Both of these cacti prefer bright indirect light. Too much sun can result in the leaves turning yellow. Common household temperatures are fine. Soil should be kept constantly moist but not waterlogged. Give them a light fertilization every other week. Blooming will normally cease in late winter to early spring, but continue to keep them moist and fertilized until fall. During the fall, stop fertilizing, and give the plants only enough water so the stems do not shrivel in order to encourage flower bud formation.


 Though these plants seem to flower best if kept a little pot bound, flowers will diminish if they are too crowded. If you haven't repotted in several years, or if you notice a decrease in flowering from the previous year, move the plant to a larger pot in the spring. If possible, move the plants outside for the summer. Choose a shady spot because these plants will not tolerate full sun. Leave the plants outside until frost threatens.


Normally, the plants will have received enough cool nights in the 50- to 55-degree range that flower buds will have formed. However, if they haven't, subjecting the plants to nights greater than 12 hours long and temperatures between 59 and 69 degrees can also generate flowers. Twenty-five consecutive long nights is enough for flower initiation. Place the plants in an unused room or cover them with a dark cloth or cardboard box to insure that they receive uninterrupted darkness.

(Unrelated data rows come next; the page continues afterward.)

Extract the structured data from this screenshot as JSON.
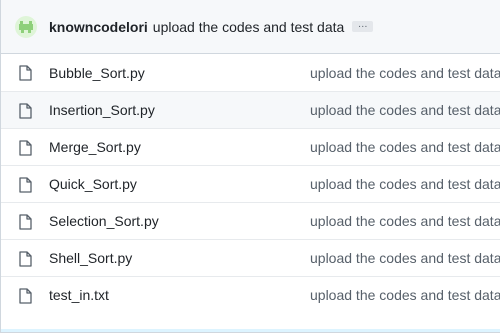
{
  "latest_commit": {
    "author": "knowncodelori",
    "message": "upload the codes and test data",
    "ellipsis_label": "…",
    "avatar_icon": "identicon-avatar",
    "avatar_color": "#8ed07a"
  },
  "files": [
    {
      "name": "Bubble_Sort.py",
      "commit": "upload the codes and test data",
      "icon": "file-icon"
    },
    {
      "name": "Insertion_Sort.py",
      "commit": "upload the codes and test data",
      "icon": "file-icon"
    },
    {
      "name": "Merge_Sort.py",
      "commit": "upload the codes and test data",
      "icon": "file-icon"
    },
    {
      "name": "Quick_Sort.py",
      "commit": "upload the codes and test data",
      "icon": "file-icon"
    },
    {
      "name": "Selection_Sort.py",
      "commit": "upload the codes and test data",
      "icon": "file-icon"
    },
    {
      "name": "Shell_Sort.py",
      "commit": "upload the codes and test data",
      "icon": "file-icon"
    },
    {
      "name": "test_in.txt",
      "commit": "upload the codes and test data",
      "icon": "file-icon"
    }
  ]
}
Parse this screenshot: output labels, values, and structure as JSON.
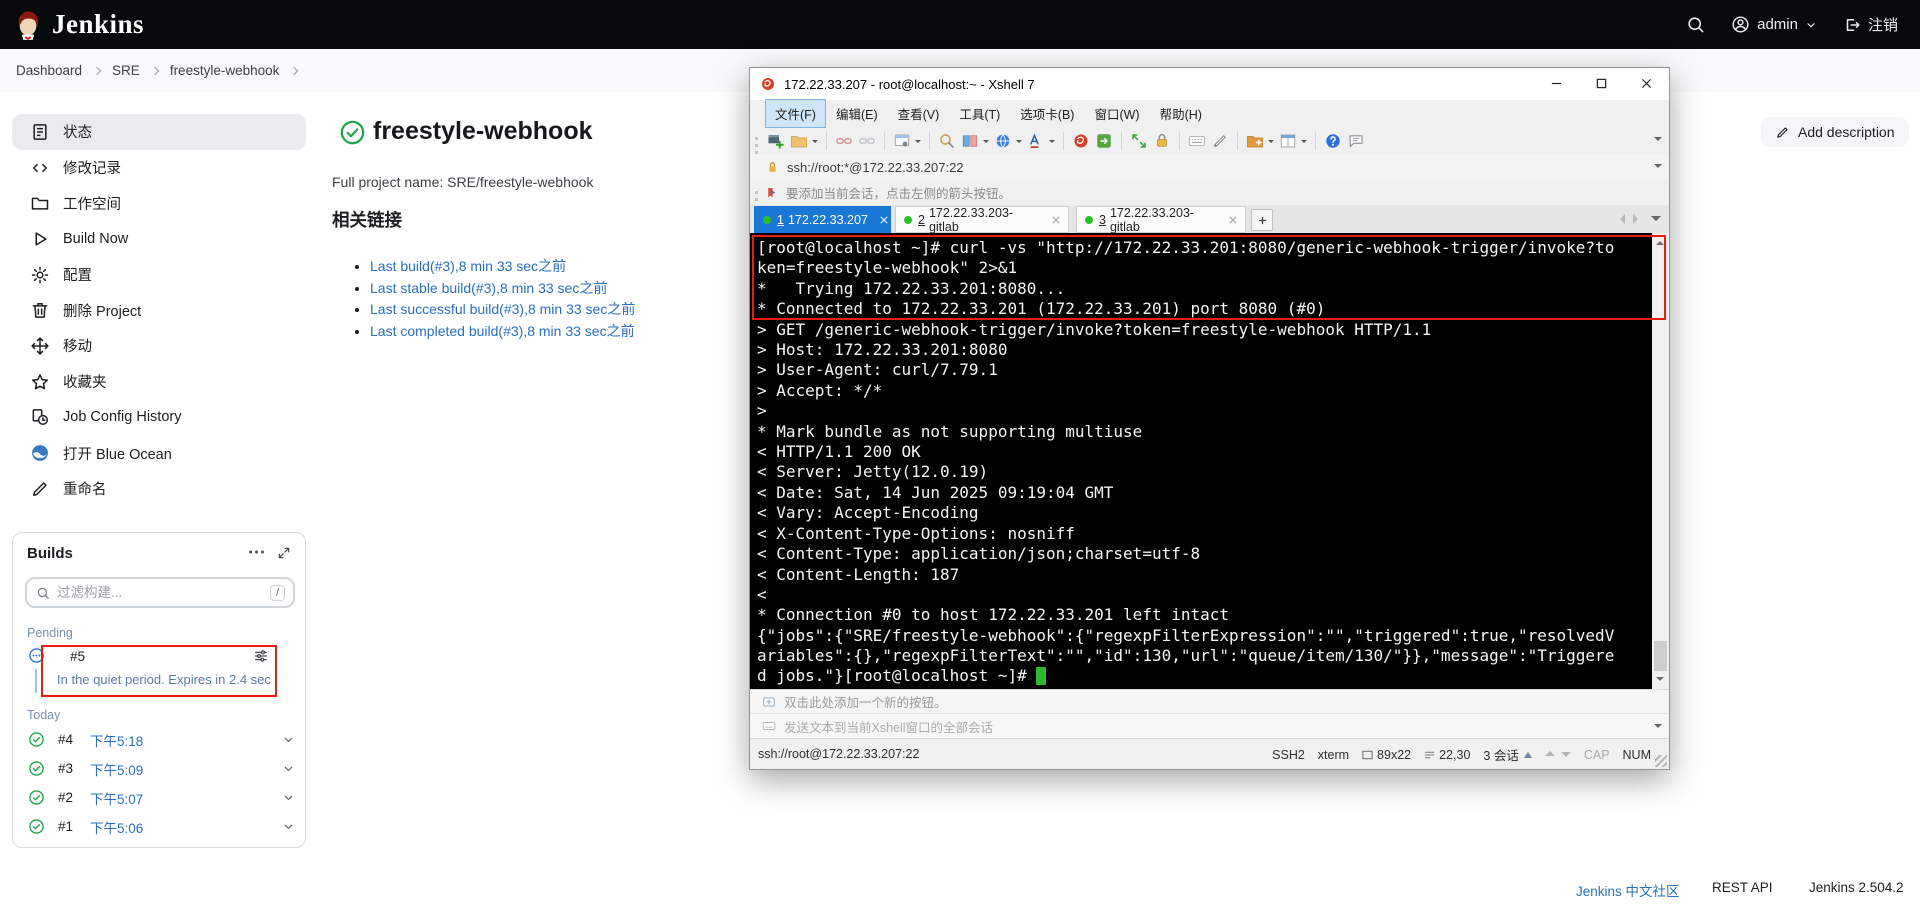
{
  "header": {
    "brand": "Jenkins",
    "user_name": "admin",
    "logout_label": "注销"
  },
  "breadcrumb": {
    "items": [
      "Dashboard",
      "SRE",
      "freestyle-webhook"
    ]
  },
  "sidebar": {
    "items": [
      {
        "label": "状态"
      },
      {
        "label": "修改记录"
      },
      {
        "label": "工作空间"
      },
      {
        "label": "Build Now"
      },
      {
        "label": "配置"
      },
      {
        "label": "删除 Project"
      },
      {
        "label": "移动"
      },
      {
        "label": "收藏夹"
      },
      {
        "label": "Job Config History"
      },
      {
        "label": "打开 Blue Ocean"
      },
      {
        "label": "重命名"
      }
    ]
  },
  "builds": {
    "title": "Builds",
    "filter_placeholder": "过滤构建...",
    "shortcut_key": "/",
    "pending_label": "Pending",
    "today_label": "Today",
    "pending_item": {
      "number": "#5",
      "note": "In the quiet period. Expires in 2.4 sec"
    },
    "items": [
      {
        "number": "#4",
        "time": "下午5:18"
      },
      {
        "number": "#3",
        "time": "下午5:09"
      },
      {
        "number": "#2",
        "time": "下午5:07"
      },
      {
        "number": "#1",
        "time": "下午5:06"
      }
    ]
  },
  "main": {
    "job_title": "freestyle-webhook",
    "full_project_name": "Full project name: SRE/freestyle-webhook",
    "links_heading": "相关链接",
    "links": [
      "Last build(#3),8 min 33 sec之前",
      "Last stable build(#3),8 min 33 sec之前",
      "Last successful build(#3),8 min 33 sec之前",
      "Last completed build(#3),8 min 33 sec之前"
    ],
    "add_description": "Add description"
  },
  "xshell": {
    "window_title": "172.22.33.207 - root@localhost:~ - Xshell 7",
    "menu": [
      "文件(F)",
      "编辑(E)",
      "查看(V)",
      "工具(T)",
      "选项卡(B)",
      "窗口(W)",
      "帮助(H)"
    ],
    "address": "ssh://root:*@172.22.33.207:22",
    "session_hint": "要添加当前会话，点击左侧的箭头按钮。",
    "tabs": [
      {
        "num": "1",
        "host": "172.22.33.207"
      },
      {
        "num": "2",
        "host": "172.22.33.203-gitlab"
      },
      {
        "num": "3",
        "host": "172.22.33.203-gitlab"
      }
    ],
    "terminal": {
      "text": "[root@localhost ~]# curl -vs \"http://172.22.33.201:8080/generic-webhook-trigger/invoke?to\nken=freestyle-webhook\" 2>&1\n*   Trying 172.22.33.201:8080...\n* Connected to 172.22.33.201 (172.22.33.201) port 8080 (#0)\n> GET /generic-webhook-trigger/invoke?token=freestyle-webhook HTTP/1.1\n> Host: 172.22.33.201:8080\n> User-Agent: curl/7.79.1\n> Accept: */*\n>\n* Mark bundle as not supporting multiuse\n< HTTP/1.1 200 OK\n< Server: Jetty(12.0.19)\n< Date: Sat, 14 Jun 2025 09:19:04 GMT\n< Vary: Accept-Encoding\n< X-Content-Type-Options: nosniff\n< Content-Type: application/json;charset=utf-8\n< Content-Length: 187\n<\n* Connection #0 to host 172.22.33.201 left intact\n{\"jobs\":{\"SRE/freestyle-webhook\":{\"regexpFilterExpression\":\"\",\"triggered\":true,\"resolvedV\nariables\":{},\"regexpFilterText\":\"\",\"id\":130,\"url\":\"queue/item/130/\"}},\"message\":\"Triggere",
      "last_line": "d jobs.\"}[root@localhost ~]# "
    },
    "quick_bar_hint": "双击此处添加一个新的按钮。",
    "send_bar_hint": "发送文本到当前Xshell窗口的全部会话",
    "status": {
      "address": "ssh://root@172.22.33.207:22",
      "protocol": "SSH2",
      "terminal_type": "xterm",
      "size": "89x22",
      "cursor_pos": "22,30",
      "sessions": "3 会话",
      "cap": "CAP",
      "num": "NUM"
    }
  },
  "footer": {
    "community_link": "Jenkins 中文社区",
    "rest_api": "REST API",
    "version": "Jenkins 2.504.2"
  },
  "colors": {
    "header_bg": "#070a0c",
    "annotation_red": "#e81c12",
    "link_blue": "#2a6fc4",
    "success_green": "#23a550",
    "pending_blue": "#2f6fd6",
    "active_tab_blue": "#1a79d7",
    "terminal_cursor_green": "#2eb82e"
  }
}
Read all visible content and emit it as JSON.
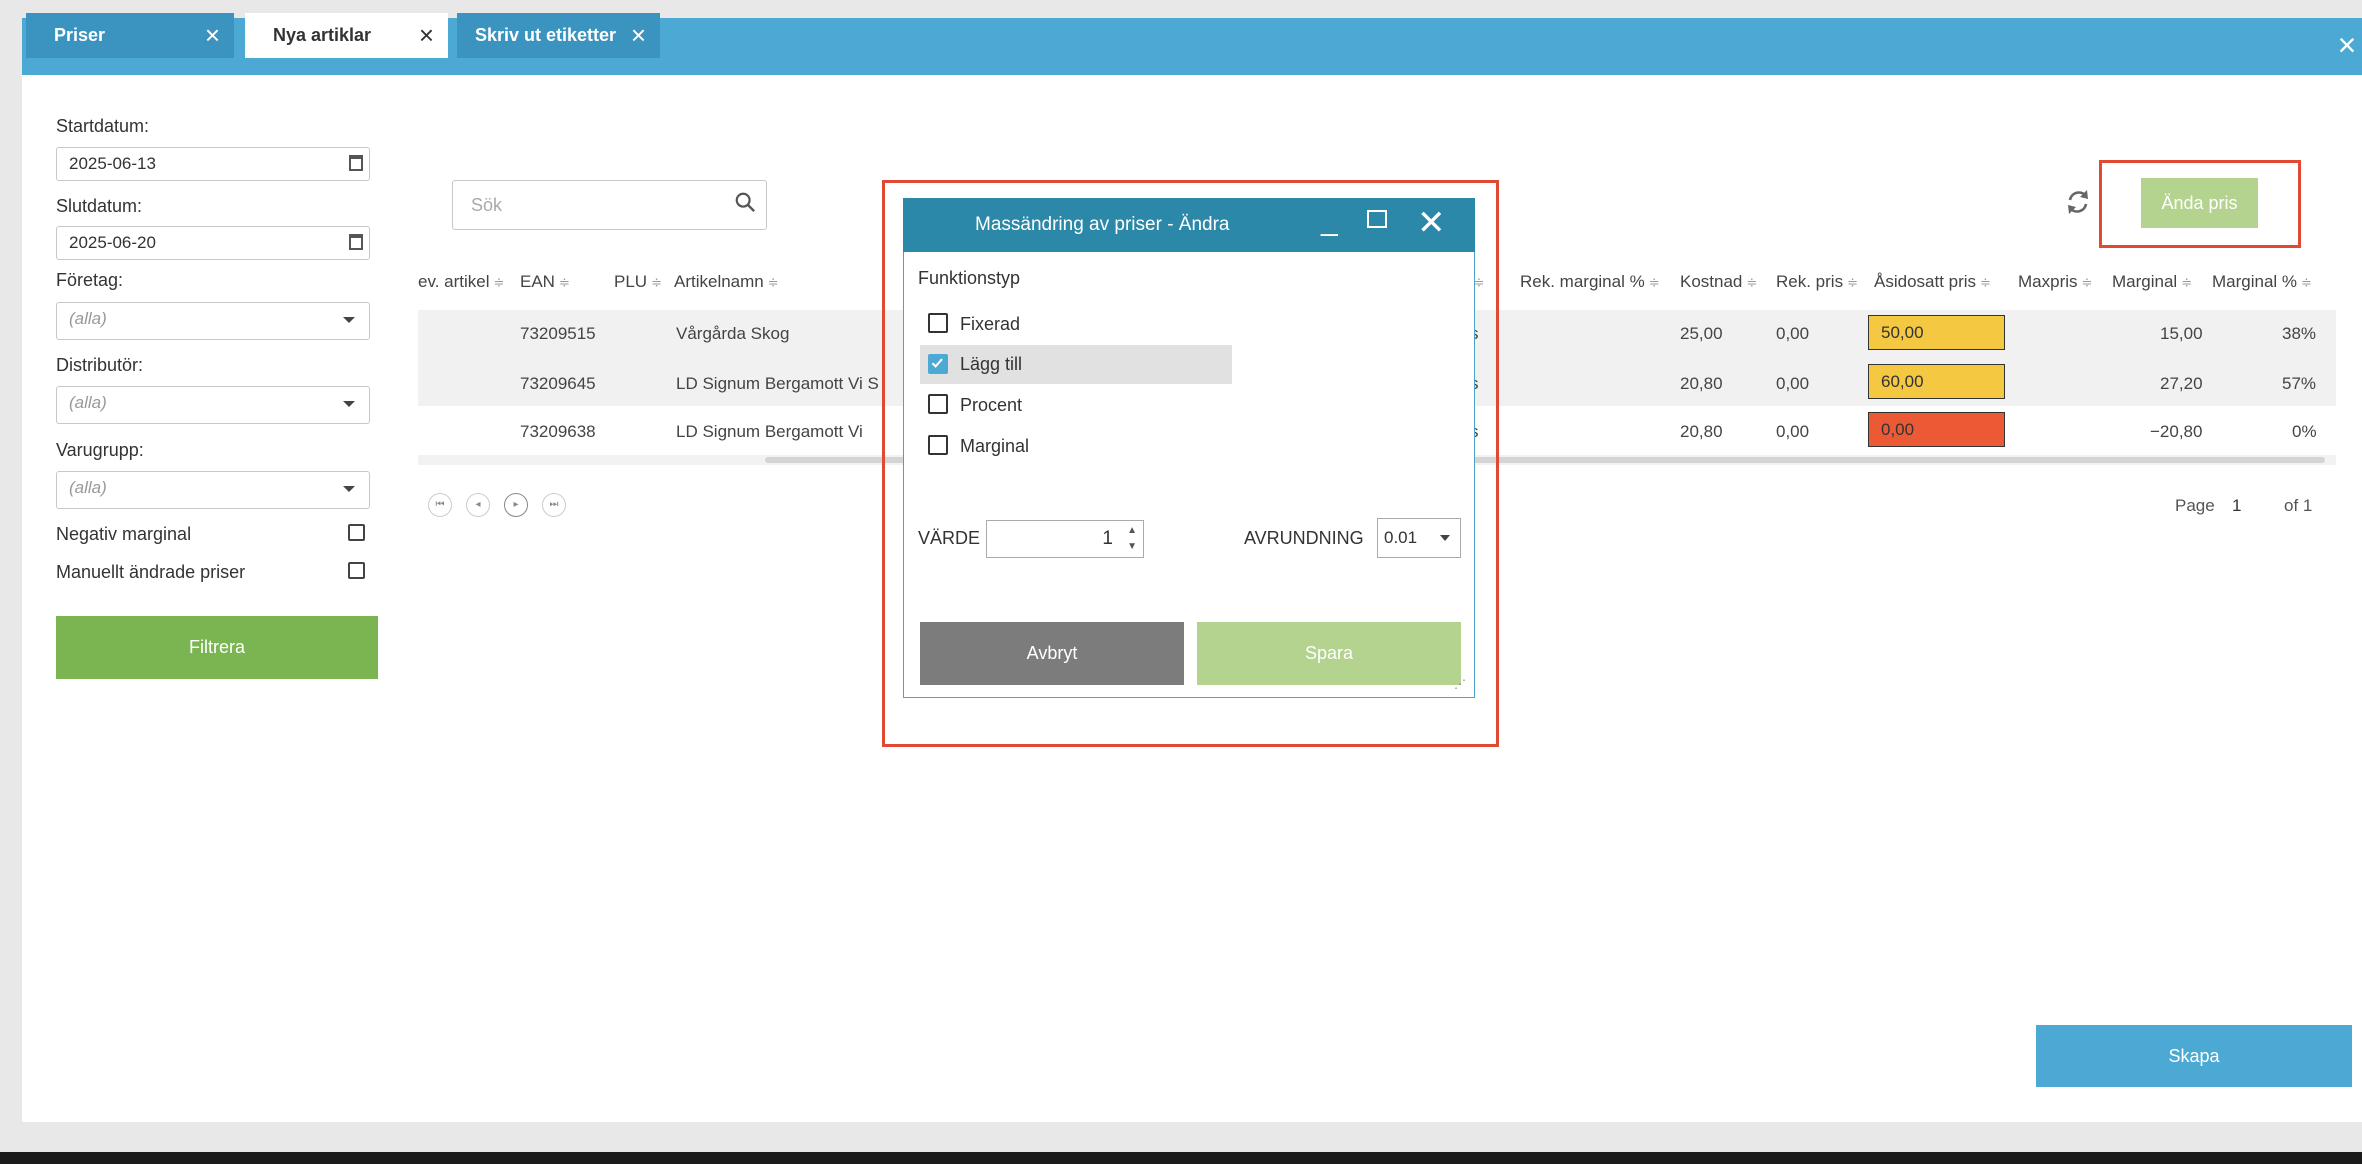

After the flower buds have formed, it takes an additional nine to 10 weeks for flowers to complete development and bloom. 

 

News


15 Slow-Growing Seeds Smart Gardeners Start In April 

Some seeds must be started indoors in most parts of the country — otherwise their fruit may not come to maturity before fall frosts:

1. Basil

2. Broccoli

3. Cauliflower

4. Celery

5. Eggplant

6. Kohlrabi

7. Mint

8. Oregano

9. Peppers

10. Tomatoes

11. Cabbage

12. Cucumbers

13. Melons

14. Parsley

15. Squash (summer and winter, including zucchini)

 


more such survival gardening from Off the Grid News